We boarded the submarine, and then held onto the rails as we rocked in the waves. The current passengers disembarked from two hatches, bow and stern, and loaded onto the boat that we'd just left. After that, it was our turn to go below.
I had imagined feeling claustrophobia in the submarine, but I was pleasantly surprised by the spacious Atlantis cabin. There were two rows of seats facing large portals, so you sit back-to-back with fellow passengers in the other row.
Out the window all we could see was clear blue water and the hull of the support boat -- which I now saw was a catamaran. After we got the signal to dive (again, a bit corny), we dived to 100 feet until we saw the sandy ocean floor. The only sound in the cabin was the maneuvering thrusters -- no groans from the hull.
We soon learned that the ocean looked very different at 100 feet below the surface. The usual vibrant colors of fish, coral, and other sea life are muted. The guide (who sounded like Nicholas Cage over the PA) told us the light at this depth is in the ultraviolet part spectrum; in other words, the vibrant colors are all there, we just can't see them. He also showed us how this part of the spectrum changes the way your teeth look (pink for kids, orange for adults), as well as the color of your clothes.
After cruising around on the ocean floor for about 40 minutes, including stops at a deliberately sunken ship (the Carthaginian) and resting briefly on the sandy ocean floor at a max depth of 130 feet, we were given the green light to surface.
Even though the dive was a bit too rehearsed at times (there's a script that the guide follows, including funny sound effects, music, and pop culture references to Titanic and Sponge Bob), there's nothing quite like diving below the surface.

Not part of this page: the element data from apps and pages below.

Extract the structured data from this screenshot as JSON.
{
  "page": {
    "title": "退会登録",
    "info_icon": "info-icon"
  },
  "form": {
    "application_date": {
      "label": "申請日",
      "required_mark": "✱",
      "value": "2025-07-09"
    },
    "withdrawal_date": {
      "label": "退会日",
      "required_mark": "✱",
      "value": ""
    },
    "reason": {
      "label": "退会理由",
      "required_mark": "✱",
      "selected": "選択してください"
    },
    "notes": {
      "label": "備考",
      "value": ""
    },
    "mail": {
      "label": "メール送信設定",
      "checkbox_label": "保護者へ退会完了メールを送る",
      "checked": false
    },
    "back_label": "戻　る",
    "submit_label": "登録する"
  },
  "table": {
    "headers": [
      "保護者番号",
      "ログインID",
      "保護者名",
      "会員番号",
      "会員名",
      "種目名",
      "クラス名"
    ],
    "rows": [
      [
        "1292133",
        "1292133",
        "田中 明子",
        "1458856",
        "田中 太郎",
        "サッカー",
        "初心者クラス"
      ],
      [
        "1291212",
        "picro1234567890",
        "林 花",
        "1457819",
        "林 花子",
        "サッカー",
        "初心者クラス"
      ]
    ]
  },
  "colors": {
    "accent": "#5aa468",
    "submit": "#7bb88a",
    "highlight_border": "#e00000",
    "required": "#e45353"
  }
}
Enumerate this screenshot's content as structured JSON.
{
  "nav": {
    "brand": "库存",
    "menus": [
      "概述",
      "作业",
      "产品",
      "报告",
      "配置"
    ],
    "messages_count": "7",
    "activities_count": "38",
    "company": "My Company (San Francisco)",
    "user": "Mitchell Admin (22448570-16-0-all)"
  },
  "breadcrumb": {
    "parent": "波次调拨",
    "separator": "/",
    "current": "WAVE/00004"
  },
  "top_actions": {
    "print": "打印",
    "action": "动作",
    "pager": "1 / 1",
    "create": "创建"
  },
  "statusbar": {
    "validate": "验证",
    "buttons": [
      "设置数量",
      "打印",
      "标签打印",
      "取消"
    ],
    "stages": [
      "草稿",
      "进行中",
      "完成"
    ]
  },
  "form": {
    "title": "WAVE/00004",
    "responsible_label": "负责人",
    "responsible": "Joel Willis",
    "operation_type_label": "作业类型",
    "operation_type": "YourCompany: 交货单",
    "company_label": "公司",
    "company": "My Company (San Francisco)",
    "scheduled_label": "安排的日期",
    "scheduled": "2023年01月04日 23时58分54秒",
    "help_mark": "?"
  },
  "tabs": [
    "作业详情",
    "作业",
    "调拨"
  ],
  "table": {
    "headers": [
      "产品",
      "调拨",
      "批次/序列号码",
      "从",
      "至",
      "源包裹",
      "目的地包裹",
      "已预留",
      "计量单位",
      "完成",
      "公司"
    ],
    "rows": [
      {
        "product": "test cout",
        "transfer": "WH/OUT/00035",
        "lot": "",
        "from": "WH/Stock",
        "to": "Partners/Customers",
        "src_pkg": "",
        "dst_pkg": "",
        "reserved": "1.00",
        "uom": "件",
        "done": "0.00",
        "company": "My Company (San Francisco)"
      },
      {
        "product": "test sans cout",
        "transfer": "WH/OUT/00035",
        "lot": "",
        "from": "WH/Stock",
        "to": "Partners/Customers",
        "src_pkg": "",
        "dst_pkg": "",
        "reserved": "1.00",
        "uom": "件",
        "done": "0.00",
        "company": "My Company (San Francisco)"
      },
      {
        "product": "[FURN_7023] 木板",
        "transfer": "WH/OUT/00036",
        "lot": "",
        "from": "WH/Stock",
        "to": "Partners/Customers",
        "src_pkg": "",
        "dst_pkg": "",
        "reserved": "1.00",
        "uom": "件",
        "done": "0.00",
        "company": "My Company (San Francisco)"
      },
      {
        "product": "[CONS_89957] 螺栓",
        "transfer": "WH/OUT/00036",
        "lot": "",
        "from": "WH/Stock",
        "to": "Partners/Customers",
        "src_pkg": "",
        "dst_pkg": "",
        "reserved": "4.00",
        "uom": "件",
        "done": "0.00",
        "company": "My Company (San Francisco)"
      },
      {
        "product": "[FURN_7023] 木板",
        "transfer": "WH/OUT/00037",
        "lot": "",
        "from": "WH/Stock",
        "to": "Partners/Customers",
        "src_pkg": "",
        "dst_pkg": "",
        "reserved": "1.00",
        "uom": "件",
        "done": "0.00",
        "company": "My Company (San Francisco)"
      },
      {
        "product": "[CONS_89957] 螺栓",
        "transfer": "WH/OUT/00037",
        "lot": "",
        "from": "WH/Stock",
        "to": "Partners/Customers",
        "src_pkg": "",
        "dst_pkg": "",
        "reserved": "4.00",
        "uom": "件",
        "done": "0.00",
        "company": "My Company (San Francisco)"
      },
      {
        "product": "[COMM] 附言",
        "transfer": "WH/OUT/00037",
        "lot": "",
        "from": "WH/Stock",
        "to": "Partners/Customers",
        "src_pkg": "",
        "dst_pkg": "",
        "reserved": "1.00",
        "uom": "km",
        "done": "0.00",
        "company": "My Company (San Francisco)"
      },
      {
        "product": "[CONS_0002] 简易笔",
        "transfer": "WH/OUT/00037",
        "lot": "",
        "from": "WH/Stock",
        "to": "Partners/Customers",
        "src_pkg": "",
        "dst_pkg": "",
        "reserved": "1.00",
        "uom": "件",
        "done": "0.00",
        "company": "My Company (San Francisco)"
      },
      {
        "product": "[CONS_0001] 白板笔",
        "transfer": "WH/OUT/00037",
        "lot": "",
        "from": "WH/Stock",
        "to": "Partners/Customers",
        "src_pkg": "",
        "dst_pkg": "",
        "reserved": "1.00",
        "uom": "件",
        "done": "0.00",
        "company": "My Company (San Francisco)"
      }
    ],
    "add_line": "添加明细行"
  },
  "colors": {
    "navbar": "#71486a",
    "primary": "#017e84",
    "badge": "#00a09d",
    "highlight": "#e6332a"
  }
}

And while it might not look the way you imagined it would, the real novelty is being that far under the water in a real submarine.
Cameron's review: "Can I come back every day and do this?"
Labels: Maui 2011